Dataset rows for apps and sites:
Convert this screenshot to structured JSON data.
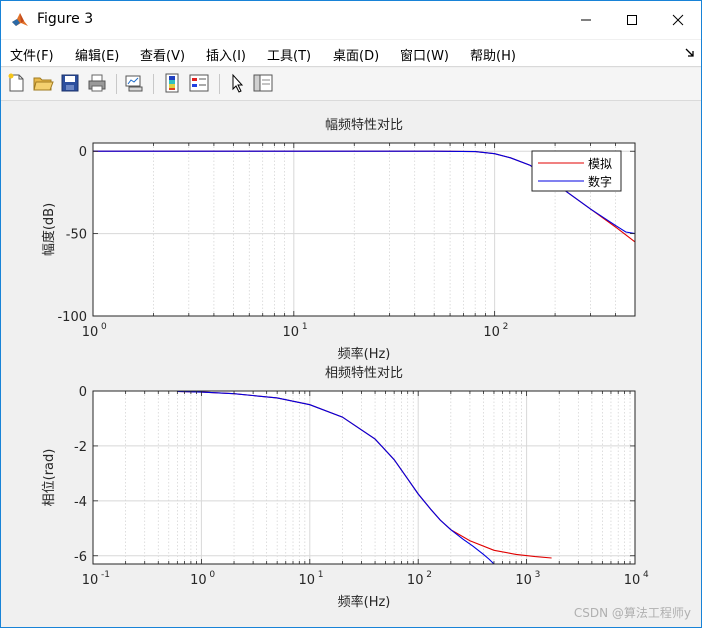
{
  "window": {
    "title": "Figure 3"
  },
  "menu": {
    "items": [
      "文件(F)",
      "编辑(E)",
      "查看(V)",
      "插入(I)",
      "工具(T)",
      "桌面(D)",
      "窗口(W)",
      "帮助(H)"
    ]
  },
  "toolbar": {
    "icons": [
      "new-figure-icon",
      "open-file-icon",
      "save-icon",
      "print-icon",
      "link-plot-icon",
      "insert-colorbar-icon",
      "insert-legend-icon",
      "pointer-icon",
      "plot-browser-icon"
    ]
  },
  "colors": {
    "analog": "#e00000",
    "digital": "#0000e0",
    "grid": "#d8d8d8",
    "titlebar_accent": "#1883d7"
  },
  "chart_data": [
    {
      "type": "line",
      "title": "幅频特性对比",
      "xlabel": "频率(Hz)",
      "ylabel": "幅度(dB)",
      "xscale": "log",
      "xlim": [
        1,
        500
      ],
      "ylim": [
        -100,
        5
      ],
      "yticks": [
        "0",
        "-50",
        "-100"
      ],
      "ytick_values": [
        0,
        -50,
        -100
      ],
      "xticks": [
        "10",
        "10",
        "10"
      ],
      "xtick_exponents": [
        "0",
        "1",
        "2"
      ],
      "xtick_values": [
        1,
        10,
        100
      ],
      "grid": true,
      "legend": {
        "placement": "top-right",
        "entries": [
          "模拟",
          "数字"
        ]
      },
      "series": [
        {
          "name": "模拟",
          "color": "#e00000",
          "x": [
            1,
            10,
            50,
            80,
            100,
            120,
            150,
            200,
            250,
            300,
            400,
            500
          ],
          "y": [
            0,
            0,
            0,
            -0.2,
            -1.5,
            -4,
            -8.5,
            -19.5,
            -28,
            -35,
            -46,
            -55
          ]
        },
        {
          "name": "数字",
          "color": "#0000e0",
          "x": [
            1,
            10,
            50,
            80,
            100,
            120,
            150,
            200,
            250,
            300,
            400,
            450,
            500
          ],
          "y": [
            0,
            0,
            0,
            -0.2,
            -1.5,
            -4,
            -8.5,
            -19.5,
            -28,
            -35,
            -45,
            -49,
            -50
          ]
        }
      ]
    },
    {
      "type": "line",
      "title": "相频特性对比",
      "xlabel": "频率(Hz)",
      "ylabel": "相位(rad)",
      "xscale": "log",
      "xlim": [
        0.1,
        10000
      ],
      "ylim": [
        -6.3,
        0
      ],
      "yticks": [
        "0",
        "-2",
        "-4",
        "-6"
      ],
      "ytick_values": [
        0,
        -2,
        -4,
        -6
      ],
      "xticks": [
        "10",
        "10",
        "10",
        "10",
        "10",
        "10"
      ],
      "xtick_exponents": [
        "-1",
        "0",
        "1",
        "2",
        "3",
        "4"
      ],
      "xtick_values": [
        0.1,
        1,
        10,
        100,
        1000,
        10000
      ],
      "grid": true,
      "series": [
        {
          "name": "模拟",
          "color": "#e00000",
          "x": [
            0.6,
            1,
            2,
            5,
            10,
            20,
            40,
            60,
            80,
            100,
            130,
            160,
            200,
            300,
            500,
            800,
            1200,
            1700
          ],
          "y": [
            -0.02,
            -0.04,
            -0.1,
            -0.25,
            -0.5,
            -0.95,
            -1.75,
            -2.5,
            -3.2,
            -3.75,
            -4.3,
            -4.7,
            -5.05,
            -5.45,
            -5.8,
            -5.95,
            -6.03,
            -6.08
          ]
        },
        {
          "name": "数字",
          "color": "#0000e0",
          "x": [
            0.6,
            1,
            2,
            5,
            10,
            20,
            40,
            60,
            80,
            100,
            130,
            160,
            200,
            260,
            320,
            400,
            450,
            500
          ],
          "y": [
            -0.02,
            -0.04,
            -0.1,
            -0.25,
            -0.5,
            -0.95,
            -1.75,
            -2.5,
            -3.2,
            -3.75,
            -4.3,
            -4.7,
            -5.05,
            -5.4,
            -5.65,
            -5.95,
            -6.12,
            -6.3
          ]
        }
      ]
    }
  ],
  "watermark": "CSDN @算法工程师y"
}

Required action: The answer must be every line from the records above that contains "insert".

Solution:
      "insert-colorbar-icon",
      "insert-legend-icon",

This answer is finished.